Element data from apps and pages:
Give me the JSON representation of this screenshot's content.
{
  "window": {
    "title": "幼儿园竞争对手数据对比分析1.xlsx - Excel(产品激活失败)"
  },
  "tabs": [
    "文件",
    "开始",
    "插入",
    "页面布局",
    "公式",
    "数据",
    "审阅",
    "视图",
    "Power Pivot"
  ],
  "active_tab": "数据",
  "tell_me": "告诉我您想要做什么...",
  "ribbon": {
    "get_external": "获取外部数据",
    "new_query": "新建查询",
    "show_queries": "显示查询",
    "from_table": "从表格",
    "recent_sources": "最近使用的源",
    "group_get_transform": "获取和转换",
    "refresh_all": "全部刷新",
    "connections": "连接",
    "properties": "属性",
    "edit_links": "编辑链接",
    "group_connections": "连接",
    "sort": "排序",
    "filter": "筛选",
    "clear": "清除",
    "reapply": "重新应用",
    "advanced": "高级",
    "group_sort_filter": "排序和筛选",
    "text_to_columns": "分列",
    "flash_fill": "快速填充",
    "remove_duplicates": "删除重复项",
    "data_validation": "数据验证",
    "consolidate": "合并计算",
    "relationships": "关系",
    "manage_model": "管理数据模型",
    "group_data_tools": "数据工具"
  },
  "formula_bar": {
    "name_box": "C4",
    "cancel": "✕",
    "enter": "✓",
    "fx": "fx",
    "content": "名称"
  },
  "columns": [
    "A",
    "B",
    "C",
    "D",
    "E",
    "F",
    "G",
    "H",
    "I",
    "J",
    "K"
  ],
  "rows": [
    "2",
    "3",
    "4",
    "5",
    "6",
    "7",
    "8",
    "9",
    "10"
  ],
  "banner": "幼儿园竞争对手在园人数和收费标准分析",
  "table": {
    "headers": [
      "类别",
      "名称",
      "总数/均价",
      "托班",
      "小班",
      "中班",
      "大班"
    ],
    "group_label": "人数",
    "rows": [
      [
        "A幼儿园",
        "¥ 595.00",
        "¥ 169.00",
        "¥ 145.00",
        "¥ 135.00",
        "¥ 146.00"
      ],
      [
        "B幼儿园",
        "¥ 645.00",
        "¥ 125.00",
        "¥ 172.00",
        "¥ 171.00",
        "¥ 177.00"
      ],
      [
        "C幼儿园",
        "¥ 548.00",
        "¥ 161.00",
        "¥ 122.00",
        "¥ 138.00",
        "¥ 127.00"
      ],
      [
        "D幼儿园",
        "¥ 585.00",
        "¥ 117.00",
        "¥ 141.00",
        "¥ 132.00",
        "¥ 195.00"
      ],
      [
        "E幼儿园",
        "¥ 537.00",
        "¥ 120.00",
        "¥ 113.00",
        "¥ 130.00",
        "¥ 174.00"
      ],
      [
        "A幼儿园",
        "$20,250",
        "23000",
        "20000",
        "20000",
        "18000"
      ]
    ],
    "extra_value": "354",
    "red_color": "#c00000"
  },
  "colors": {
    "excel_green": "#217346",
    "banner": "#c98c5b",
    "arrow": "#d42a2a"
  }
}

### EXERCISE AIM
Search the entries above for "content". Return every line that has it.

### SOLUTION
Give me the JSON representation of this screenshot's content.
    "content": "名称"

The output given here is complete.